[Dataset rows describing interfaces]

↓↓↓

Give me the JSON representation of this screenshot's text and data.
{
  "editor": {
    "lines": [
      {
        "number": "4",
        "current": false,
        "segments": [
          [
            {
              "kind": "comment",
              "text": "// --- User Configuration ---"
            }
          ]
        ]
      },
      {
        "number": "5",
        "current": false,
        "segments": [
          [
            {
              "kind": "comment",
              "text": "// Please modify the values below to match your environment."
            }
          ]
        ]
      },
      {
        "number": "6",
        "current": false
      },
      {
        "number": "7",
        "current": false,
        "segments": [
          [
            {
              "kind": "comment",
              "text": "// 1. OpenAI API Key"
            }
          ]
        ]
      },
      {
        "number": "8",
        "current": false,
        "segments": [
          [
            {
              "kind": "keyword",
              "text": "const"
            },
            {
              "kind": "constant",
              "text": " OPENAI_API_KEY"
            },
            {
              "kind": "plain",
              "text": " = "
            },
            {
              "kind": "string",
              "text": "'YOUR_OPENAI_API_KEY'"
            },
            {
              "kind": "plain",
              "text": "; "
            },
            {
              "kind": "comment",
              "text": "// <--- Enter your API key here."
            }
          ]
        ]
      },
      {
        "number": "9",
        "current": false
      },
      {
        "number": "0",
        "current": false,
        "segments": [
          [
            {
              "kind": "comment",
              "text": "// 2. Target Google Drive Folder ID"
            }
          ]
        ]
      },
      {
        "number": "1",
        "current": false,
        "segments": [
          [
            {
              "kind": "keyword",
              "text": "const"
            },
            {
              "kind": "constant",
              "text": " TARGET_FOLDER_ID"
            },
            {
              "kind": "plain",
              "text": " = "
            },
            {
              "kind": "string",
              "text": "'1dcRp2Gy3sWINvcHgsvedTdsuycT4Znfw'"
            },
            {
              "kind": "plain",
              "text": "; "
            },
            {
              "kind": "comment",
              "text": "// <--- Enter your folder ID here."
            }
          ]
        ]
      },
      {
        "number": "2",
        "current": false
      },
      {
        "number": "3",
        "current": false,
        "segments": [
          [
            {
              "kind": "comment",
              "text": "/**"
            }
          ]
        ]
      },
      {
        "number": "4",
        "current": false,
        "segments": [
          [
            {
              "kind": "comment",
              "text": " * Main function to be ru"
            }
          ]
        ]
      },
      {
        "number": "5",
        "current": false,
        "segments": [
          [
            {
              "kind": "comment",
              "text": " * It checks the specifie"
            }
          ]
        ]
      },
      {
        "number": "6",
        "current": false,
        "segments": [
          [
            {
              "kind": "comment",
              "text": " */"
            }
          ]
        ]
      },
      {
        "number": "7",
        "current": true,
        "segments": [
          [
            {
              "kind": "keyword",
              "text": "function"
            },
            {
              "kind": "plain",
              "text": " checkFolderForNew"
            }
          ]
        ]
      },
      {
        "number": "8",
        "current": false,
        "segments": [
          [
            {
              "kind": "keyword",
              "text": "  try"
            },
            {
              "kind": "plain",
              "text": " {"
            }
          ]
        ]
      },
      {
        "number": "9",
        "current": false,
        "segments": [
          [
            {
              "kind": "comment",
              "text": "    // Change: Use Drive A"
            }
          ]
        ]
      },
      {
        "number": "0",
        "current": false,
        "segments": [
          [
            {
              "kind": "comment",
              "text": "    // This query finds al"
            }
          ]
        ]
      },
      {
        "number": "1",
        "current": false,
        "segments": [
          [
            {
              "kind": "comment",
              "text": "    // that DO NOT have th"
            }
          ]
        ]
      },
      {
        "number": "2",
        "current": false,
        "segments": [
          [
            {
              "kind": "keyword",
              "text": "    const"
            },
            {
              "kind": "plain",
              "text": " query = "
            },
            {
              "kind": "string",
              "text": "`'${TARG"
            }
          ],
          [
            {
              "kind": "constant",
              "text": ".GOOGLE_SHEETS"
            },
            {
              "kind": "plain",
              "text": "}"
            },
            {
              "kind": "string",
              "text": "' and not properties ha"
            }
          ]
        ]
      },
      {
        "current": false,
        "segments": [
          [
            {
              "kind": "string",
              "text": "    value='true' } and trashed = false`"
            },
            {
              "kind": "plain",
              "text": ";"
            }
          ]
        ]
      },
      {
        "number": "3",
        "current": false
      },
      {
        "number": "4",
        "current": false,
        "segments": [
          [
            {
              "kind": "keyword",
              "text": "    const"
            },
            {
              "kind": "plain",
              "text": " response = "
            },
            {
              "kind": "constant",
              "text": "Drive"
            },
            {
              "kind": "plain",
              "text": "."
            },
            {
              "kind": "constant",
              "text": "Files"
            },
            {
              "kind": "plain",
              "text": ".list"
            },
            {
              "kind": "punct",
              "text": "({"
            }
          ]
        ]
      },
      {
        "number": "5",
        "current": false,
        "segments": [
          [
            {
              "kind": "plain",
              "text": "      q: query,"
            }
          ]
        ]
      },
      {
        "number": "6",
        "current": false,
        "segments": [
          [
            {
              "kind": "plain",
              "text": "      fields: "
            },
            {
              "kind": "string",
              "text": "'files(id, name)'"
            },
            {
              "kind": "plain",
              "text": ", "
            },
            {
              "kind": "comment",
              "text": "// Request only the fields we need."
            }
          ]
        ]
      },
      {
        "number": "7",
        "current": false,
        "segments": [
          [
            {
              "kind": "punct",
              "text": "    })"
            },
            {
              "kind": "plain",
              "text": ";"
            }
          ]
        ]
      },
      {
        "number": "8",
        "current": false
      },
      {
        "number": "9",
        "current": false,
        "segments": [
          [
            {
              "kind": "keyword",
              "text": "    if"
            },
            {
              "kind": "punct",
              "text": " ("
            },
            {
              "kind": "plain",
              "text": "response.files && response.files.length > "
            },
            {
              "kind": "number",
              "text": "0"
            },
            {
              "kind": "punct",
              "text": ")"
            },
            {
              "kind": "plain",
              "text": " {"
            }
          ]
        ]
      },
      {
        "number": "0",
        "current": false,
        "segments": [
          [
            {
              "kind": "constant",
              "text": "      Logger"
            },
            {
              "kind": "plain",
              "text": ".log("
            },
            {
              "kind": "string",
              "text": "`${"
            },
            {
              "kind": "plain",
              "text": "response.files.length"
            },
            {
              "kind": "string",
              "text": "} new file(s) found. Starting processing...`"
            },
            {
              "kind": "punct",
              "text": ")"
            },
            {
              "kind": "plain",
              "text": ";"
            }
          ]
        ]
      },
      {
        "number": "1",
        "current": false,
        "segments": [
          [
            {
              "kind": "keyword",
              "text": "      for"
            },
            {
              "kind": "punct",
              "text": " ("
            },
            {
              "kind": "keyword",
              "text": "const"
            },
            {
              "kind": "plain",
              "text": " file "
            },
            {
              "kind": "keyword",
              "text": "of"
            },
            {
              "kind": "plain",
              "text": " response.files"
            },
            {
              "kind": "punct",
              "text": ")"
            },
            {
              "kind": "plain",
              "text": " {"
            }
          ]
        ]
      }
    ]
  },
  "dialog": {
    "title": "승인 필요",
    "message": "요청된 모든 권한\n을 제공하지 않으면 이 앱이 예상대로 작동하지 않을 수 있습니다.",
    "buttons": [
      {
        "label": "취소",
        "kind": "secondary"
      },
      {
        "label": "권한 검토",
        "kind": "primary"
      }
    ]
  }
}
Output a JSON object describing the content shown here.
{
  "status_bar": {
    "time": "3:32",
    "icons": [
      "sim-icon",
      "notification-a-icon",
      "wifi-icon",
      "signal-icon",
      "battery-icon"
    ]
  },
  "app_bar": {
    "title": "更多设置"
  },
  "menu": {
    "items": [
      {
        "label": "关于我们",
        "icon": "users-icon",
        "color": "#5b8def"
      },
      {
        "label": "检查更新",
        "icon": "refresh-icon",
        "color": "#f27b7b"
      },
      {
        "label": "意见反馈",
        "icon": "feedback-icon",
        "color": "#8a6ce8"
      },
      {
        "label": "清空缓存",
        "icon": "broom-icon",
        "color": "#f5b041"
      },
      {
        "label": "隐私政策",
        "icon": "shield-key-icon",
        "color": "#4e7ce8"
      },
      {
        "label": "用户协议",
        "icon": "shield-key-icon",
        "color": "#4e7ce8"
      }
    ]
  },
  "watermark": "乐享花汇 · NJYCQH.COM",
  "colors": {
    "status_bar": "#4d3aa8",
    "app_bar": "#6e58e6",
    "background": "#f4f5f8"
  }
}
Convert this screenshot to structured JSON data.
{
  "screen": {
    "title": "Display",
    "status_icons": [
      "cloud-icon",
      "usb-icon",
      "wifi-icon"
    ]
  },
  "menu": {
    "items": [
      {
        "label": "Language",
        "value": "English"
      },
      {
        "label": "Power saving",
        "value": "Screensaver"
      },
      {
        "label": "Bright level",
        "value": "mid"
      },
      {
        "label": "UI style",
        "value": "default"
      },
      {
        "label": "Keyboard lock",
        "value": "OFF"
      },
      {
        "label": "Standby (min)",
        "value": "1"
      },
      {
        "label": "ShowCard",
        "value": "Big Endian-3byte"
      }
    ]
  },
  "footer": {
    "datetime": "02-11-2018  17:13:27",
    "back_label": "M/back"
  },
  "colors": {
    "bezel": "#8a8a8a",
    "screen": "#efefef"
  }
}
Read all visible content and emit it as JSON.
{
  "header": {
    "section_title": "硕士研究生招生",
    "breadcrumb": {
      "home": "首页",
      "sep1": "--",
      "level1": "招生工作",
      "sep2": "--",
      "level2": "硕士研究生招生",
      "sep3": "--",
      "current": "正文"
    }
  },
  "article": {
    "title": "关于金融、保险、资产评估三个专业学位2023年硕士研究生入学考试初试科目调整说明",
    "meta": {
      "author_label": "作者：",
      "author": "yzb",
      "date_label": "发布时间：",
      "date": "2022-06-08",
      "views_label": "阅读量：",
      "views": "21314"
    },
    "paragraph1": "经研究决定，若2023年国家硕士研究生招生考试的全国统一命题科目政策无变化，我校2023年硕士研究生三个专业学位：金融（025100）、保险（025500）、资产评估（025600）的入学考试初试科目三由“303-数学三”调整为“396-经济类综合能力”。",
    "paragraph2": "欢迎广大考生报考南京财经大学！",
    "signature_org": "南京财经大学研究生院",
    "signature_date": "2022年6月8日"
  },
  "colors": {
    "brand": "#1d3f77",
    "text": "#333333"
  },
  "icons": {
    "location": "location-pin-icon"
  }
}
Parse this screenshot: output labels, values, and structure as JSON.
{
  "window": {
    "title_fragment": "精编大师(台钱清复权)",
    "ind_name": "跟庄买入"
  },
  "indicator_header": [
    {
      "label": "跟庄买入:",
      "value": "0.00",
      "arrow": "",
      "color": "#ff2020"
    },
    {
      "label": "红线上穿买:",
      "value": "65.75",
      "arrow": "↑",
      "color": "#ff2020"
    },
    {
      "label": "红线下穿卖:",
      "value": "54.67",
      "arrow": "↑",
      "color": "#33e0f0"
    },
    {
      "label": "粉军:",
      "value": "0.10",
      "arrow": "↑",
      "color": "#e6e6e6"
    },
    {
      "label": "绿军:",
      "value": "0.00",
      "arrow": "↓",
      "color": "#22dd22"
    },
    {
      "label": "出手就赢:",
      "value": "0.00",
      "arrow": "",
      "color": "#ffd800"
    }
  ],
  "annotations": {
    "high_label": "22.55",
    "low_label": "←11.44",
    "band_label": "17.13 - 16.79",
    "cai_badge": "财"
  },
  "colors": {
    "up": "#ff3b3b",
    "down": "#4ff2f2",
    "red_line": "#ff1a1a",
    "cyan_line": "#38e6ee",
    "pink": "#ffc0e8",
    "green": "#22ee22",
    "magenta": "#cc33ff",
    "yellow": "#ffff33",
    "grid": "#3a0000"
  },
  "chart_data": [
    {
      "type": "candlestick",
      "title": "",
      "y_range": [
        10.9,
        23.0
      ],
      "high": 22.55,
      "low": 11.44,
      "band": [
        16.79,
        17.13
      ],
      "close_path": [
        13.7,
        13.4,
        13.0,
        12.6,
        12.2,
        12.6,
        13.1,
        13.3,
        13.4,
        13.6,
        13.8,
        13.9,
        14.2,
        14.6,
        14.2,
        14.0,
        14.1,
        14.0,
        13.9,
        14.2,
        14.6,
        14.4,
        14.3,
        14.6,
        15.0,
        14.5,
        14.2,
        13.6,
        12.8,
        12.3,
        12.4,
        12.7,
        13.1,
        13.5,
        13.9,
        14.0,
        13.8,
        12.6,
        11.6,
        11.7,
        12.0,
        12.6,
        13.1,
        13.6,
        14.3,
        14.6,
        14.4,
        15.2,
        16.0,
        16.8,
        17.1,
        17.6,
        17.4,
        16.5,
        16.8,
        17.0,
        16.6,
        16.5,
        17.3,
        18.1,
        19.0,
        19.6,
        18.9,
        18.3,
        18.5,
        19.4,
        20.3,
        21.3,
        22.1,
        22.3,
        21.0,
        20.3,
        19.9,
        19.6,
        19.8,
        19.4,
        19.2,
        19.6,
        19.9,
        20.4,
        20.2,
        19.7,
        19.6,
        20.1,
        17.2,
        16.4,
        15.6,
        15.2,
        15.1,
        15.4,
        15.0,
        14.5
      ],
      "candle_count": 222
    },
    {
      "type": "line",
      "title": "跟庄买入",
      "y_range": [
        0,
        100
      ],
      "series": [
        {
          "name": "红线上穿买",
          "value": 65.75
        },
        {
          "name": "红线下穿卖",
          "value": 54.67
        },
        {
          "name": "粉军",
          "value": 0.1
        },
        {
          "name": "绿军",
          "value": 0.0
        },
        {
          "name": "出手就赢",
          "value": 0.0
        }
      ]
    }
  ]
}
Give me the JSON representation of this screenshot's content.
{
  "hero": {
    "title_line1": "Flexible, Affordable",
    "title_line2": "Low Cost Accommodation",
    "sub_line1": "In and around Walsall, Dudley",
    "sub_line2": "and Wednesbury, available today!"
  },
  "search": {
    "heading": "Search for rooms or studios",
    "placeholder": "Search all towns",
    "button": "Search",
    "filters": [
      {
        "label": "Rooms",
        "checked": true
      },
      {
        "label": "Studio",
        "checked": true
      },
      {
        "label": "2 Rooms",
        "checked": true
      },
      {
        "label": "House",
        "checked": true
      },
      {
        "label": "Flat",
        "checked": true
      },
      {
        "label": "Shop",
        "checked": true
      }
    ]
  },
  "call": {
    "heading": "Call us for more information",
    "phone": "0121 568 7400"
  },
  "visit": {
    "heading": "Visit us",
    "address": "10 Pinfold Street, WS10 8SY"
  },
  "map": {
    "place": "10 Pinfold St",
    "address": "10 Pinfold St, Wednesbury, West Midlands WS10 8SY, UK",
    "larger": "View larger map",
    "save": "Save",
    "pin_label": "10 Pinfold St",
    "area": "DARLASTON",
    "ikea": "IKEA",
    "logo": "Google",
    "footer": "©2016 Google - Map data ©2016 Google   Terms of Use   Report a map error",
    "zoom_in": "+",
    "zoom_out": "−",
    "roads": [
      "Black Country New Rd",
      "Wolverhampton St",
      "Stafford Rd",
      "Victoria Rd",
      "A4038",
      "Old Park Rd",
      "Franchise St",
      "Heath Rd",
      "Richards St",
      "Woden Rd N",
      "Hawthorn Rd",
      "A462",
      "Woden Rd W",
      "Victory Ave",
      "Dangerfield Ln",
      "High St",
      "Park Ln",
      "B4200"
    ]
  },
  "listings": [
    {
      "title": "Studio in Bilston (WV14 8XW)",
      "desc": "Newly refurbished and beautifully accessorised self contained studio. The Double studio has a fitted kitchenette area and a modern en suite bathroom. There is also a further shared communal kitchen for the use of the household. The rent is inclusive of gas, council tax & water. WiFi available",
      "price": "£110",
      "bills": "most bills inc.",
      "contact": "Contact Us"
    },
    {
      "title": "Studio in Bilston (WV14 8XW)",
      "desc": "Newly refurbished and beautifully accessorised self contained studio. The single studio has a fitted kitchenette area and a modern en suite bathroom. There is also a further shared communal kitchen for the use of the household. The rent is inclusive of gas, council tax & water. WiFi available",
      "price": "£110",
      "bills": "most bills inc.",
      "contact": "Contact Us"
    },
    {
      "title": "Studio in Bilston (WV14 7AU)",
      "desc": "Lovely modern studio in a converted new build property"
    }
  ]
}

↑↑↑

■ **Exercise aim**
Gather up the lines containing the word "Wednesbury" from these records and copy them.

■ **Response to this exercise**
    "sub_line2": "and Wednesbury, available today!"
    "address": "10 Pinfold St, Wednesbury, West Midlands WS10 8SY, UK",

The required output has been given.